***** Entries supplied *****

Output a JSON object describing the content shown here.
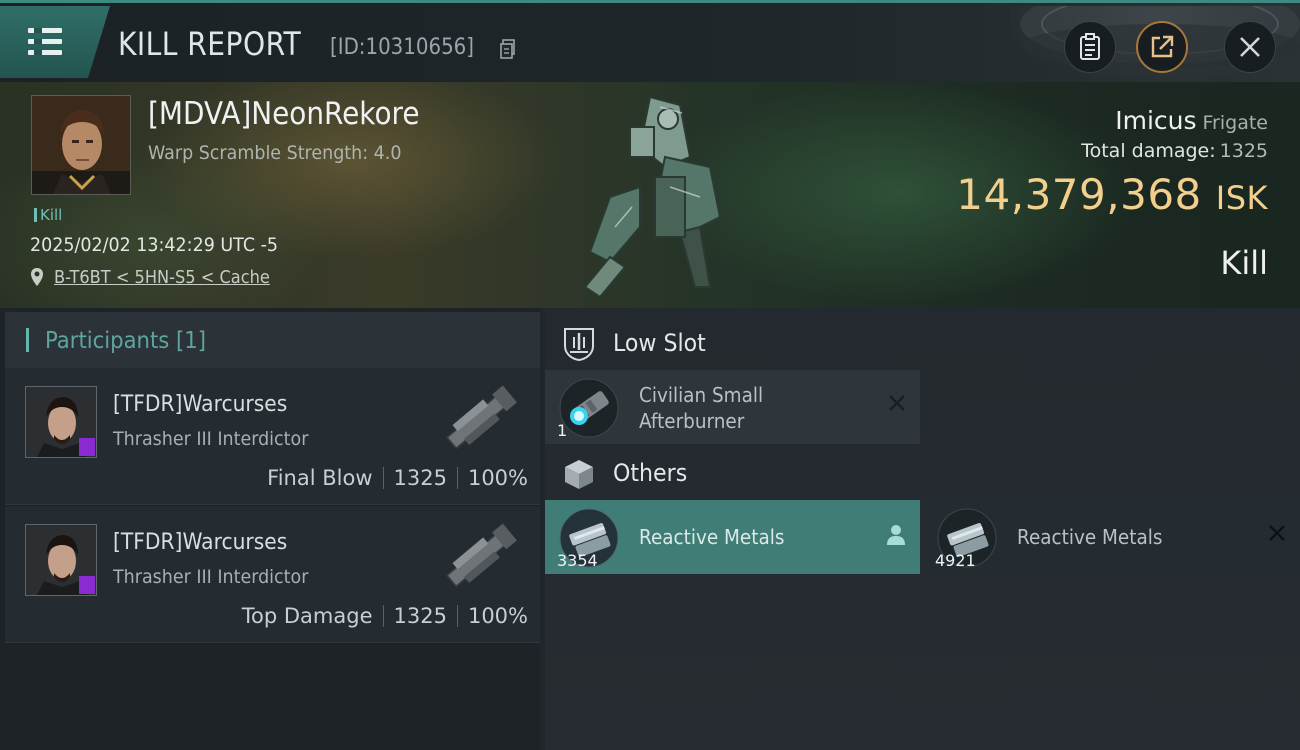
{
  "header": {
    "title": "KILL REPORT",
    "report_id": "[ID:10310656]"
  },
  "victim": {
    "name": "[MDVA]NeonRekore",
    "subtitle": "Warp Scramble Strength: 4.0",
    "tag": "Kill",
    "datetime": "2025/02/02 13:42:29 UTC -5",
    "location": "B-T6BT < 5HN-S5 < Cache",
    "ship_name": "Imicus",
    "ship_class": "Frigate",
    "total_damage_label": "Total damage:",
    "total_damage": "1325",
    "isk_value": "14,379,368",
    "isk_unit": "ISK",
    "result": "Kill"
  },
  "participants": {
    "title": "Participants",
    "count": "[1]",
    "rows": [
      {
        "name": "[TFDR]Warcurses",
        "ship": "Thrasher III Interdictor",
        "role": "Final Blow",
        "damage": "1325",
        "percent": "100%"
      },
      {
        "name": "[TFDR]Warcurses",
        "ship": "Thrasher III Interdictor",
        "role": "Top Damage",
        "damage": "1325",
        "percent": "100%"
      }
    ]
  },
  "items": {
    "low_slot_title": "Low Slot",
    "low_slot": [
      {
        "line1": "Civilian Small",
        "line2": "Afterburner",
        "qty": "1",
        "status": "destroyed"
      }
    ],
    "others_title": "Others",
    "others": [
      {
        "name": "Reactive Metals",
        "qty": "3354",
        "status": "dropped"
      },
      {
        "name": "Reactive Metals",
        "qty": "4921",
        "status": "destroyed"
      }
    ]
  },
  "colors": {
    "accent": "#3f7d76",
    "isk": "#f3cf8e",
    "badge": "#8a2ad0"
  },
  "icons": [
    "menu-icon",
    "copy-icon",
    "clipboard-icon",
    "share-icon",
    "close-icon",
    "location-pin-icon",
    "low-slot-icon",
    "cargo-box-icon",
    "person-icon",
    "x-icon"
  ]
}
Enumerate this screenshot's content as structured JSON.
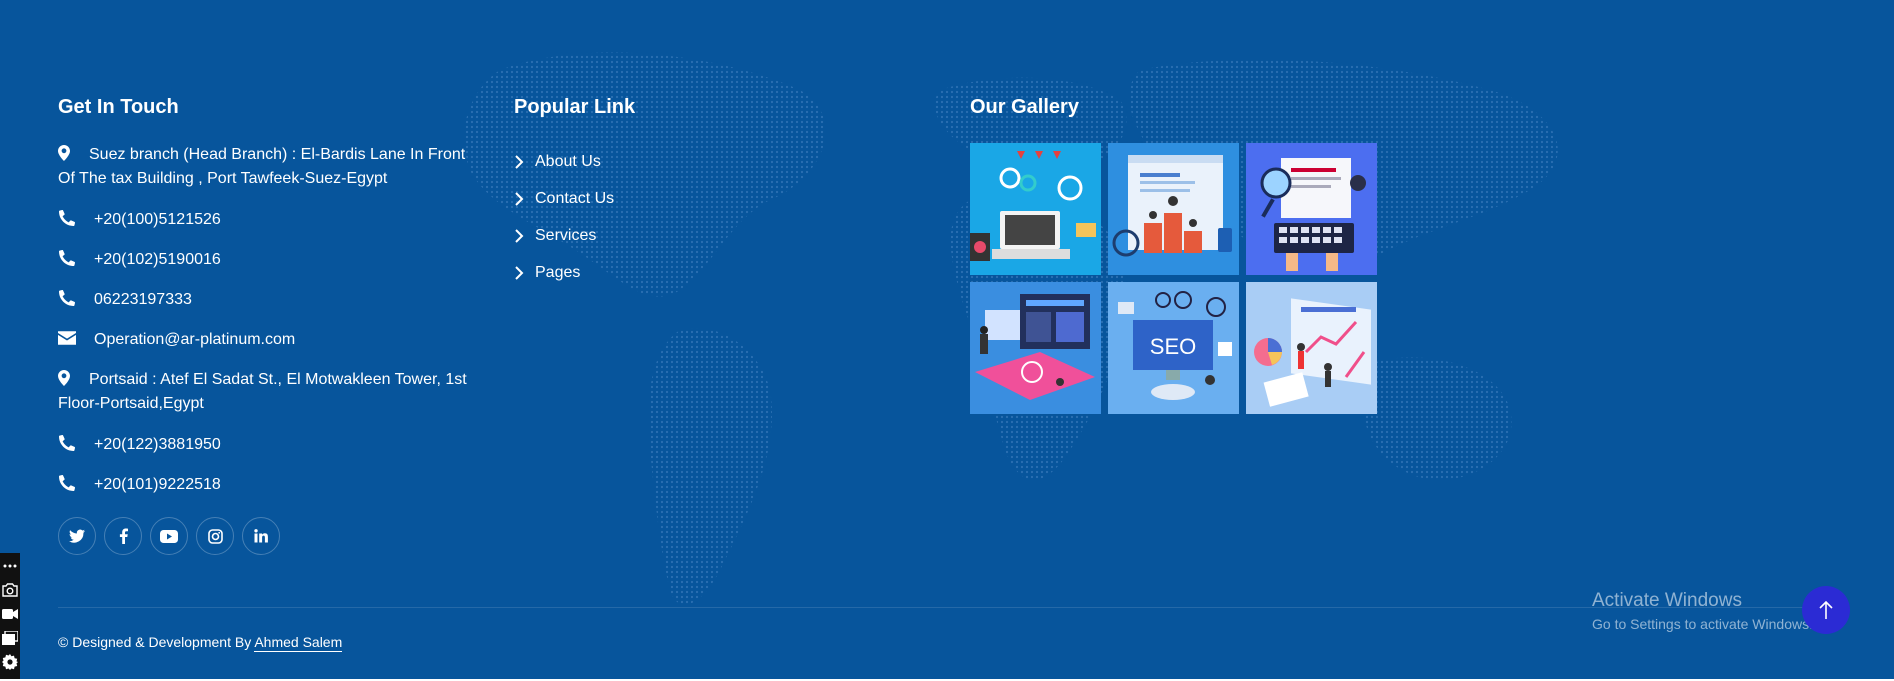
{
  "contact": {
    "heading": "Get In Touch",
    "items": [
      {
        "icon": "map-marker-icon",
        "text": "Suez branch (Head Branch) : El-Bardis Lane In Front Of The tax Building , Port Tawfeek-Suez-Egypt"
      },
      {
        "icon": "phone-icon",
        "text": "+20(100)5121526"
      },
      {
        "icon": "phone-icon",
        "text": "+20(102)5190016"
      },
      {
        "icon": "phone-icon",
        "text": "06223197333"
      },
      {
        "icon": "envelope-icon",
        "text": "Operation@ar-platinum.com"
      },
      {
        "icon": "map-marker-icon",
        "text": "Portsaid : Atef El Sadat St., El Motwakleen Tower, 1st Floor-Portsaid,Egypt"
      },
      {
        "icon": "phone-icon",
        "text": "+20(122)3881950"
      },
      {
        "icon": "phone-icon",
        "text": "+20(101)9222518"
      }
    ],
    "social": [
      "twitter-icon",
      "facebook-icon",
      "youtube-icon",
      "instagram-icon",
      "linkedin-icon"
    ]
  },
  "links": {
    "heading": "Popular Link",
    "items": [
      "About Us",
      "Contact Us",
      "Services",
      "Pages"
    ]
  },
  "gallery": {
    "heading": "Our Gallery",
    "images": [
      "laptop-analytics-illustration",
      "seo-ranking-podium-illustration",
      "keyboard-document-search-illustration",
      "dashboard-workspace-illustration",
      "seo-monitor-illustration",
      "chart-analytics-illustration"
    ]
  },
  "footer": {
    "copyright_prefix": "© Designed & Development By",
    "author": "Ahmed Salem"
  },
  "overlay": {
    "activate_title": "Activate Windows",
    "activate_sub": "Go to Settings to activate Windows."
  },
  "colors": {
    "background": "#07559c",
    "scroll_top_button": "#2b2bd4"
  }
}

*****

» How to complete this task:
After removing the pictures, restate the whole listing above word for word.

» Answer to this problem:
Output a JSON object describing the content shown here.
{
  "header": {
    "title": "KILL REPORT",
    "report_id": "[ID:10310656]"
  },
  "victim": {
    "name": "[MDVA]NeonRekore",
    "subtitle": "Warp Scramble Strength: 4.0",
    "tag": "Kill",
    "datetime": "2025/02/02 13:42:29 UTC -5",
    "location": "B-T6BT < 5HN-S5 < Cache",
    "ship_name": "Imicus",
    "ship_class": "Frigate",
    "total_damage_label": "Total damage:",
    "total_damage": "1325",
    "isk_value": "14,379,368",
    "isk_unit": "ISK",
    "result": "Kill"
  },
  "participants": {
    "title": "Participants",
    "count": "[1]",
    "rows": [
      {
        "name": "[TFDR]Warcurses",
        "ship": "Thrasher III Interdictor",
        "role": "Final Blow",
        "damage": "1325",
        "percent": "100%"
      },
      {
        "name": "[TFDR]Warcurses",
        "ship": "Thrasher III Interdictor",
        "role": "Top Damage",
        "damage": "1325",
        "percent": "100%"
      }
    ]
  },
  "items": {
    "low_slot_title": "Low Slot",
    "low_slot": [
      {
        "line1": "Civilian Small",
        "line2": "Afterburner",
        "qty": "1",
        "status": "destroyed"
      }
    ],
    "others_title": "Others",
    "others": [
      {
        "name": "Reactive Metals",
        "qty": "3354",
        "status": "dropped"
      },
      {
        "name": "Reactive Metals",
        "qty": "4921",
        "status": "destroyed"
      }
    ]
  },
  "colors": {
    "accent": "#3f7d76",
    "isk": "#f3cf8e",
    "badge": "#8a2ad0"
  },
  "icons": [
    "menu-icon",
    "copy-icon",
    "clipboard-icon",
    "share-icon",
    "close-icon",
    "location-pin-icon",
    "low-slot-icon",
    "cargo-box-icon",
    "person-icon",
    "x-icon"
  ]
}
Enumerate this screenshot's content as structured JSON.
{
  "contact": {
    "heading": "Get In Touch",
    "items": [
      {
        "icon": "map-marker-icon",
        "text": "Suez branch (Head Branch) : El-Bardis Lane In Front Of The tax Building , Port Tawfeek-Suez-Egypt"
      },
      {
        "icon": "phone-icon",
        "text": "+20(100)5121526"
      },
      {
        "icon": "phone-icon",
        "text": "+20(102)5190016"
      },
      {
        "icon": "phone-icon",
        "text": "06223197333"
      },
      {
        "icon": "envelope-icon",
        "text": "Operation@ar-platinum.com"
      },
      {
        "icon": "map-marker-icon",
        "text": "Portsaid : Atef El Sadat St., El Motwakleen Tower, 1st Floor-Portsaid,Egypt"
      },
      {
        "icon": "phone-icon",
        "text": "+20(122)3881950"
      },
      {
        "icon": "phone-icon",
        "text": "+20(101)9222518"
      }
    ],
    "social": [
      "twitter-icon",
      "facebook-icon",
      "youtube-icon",
      "instagram-icon",
      "linkedin-icon"
    ]
  },
  "links": {
    "heading": "Popular Link",
    "items": [
      "About Us",
      "Contact Us",
      "Services",
      "Pages"
    ]
  },
  "gallery": {
    "heading": "Our Gallery",
    "images": [
      "laptop-analytics-illustration",
      "seo-ranking-podium-illustration",
      "keyboard-document-search-illustration",
      "dashboard-workspace-illustration",
      "seo-monitor-illustration",
      "chart-analytics-illustration"
    ]
  },
  "footer": {
    "copyright_prefix": "© Designed & Development By",
    "author": "Ahmed Salem"
  },
  "overlay": {
    "activate_title": "Activate Windows",
    "activate_sub": "Go to Settings to activate Windows."
  },
  "colors": {
    "background": "#07559c",
    "scroll_top_button": "#2b2bd4"
  }
}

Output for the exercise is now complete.